#### PROVIDED RECORDS

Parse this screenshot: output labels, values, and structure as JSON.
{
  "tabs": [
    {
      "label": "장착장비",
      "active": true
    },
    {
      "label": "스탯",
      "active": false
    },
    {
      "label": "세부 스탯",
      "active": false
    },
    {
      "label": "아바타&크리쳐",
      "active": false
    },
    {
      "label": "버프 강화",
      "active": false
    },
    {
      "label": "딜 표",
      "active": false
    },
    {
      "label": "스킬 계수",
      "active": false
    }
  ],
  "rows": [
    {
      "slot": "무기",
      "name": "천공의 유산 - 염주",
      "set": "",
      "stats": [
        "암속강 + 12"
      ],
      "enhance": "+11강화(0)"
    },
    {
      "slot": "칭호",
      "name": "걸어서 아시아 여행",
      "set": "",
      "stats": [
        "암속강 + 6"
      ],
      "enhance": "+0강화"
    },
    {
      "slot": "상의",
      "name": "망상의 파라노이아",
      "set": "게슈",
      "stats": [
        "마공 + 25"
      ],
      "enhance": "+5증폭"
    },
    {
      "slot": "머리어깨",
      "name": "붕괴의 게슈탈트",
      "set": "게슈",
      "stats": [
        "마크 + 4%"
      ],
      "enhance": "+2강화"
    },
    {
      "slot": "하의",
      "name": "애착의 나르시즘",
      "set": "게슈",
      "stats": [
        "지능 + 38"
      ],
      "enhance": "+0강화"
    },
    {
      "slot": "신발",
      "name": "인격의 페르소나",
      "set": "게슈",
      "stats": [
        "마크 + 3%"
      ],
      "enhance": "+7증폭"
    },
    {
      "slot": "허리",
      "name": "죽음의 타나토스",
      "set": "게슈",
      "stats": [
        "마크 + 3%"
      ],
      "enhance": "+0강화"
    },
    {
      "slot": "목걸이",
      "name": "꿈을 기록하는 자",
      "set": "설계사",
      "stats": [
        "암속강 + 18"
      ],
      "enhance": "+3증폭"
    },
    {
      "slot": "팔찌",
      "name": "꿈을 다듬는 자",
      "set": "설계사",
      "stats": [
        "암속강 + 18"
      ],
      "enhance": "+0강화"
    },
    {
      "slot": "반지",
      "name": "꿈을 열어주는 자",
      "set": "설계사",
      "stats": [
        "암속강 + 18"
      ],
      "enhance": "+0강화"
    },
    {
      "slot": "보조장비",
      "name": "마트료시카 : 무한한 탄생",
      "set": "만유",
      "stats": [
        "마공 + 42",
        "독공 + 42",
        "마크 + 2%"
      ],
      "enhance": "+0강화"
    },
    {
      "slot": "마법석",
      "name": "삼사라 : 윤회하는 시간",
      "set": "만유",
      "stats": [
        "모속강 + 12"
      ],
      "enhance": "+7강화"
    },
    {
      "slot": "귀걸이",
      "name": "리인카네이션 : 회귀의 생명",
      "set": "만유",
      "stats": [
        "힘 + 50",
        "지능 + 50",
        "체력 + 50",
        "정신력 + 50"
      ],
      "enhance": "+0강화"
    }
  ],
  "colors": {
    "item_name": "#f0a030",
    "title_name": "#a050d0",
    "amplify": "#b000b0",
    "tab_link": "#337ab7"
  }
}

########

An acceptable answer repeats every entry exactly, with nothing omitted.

- **ANSWER TO THE EXERCISE**:
Parse this screenshot: output labels, values, and structure as JSON.
{
  "tabs": [
    {
      "label": "장착장비",
      "active": true
    },
    {
      "label": "스탯",
      "active": false
    },
    {
      "label": "세부 스탯",
      "active": false
    },
    {
      "label": "아바타&크리쳐",
      "active": false
    },
    {
      "label": "버프 강화",
      "active": false
    },
    {
      "label": "딜 표",
      "active": false
    },
    {
      "label": "스킬 계수",
      "active": false
    }
  ],
  "rows": [
    {
      "slot": "무기",
      "name": "천공의 유산 - 염주",
      "set": "",
      "stats": [
        "암속강 + 12"
      ],
      "enhance": "+11강화(0)"
    },
    {
      "slot": "칭호",
      "name": "걸어서 아시아 여행",
      "set": "",
      "stats": [
        "암속강 + 6"
      ],
      "enhance": "+0강화"
    },
    {
      "slot": "상의",
      "name": "망상의 파라노이아",
      "set": "게슈",
      "stats": [
        "마공 + 25"
      ],
      "enhance": "+5증폭"
    },
    {
      "slot": "머리어깨",
      "name": "붕괴의 게슈탈트",
      "set": "게슈",
      "stats": [
        "마크 + 4%"
      ],
      "enhance": "+2강화"
    },
    {
      "slot": "하의",
      "name": "애착의 나르시즘",
      "set": "게슈",
      "stats": [
        "지능 + 38"
      ],
      "enhance": "+0강화"
    },
    {
      "slot": "신발",
      "name": "인격의 페르소나",
      "set": "게슈",
      "stats": [
        "마크 + 3%"
      ],
      "enhance": "+7증폭"
    },
    {
      "slot": "허리",
      "name": "죽음의 타나토스",
      "set": "게슈",
      "stats": [
        "마크 + 3%"
      ],
      "enhance": "+0강화"
    },
    {
      "slot": "목걸이",
      "name": "꿈을 기록하는 자",
      "set": "설계사",
      "stats": [
        "암속강 + 18"
      ],
      "enhance": "+3증폭"
    },
    {
      "slot": "팔찌",
      "name": "꿈을 다듬는 자",
      "set": "설계사",
      "stats": [
        "암속강 + 18"
      ],
      "enhance": "+0강화"
    },
    {
      "slot": "반지",
      "name": "꿈을 열어주는 자",
      "set": "설계사",
      "stats": [
        "암속강 + 18"
      ],
      "enhance": "+0강화"
    },
    {
      "slot": "보조장비",
      "name": "마트료시카 : 무한한 탄생",
      "set": "만유",
      "stats": [
        "마공 + 42",
        "독공 + 42",
        "마크 + 2%"
      ],
      "enhance": "+0강화"
    },
    {
      "slot": "마법석",
      "name": "삼사라 : 윤회하는 시간",
      "set": "만유",
      "stats": [
        "모속강 + 12"
      ],
      "enhance": "+7강화"
    },
    {
      "slot": "귀걸이",
      "name": "리인카네이션 : 회귀의 생명",
      "set": "만유",
      "stats": [
        "힘 + 50",
        "지능 + 50",
        "체력 + 50",
        "정신력 + 50"
      ],
      "enhance": "+0강화"
    }
  ],
  "colors": {
    "item_name": "#f0a030",
    "title_name": "#a050d0",
    "amplify": "#b000b0",
    "tab_link": "#337ab7"
  }
}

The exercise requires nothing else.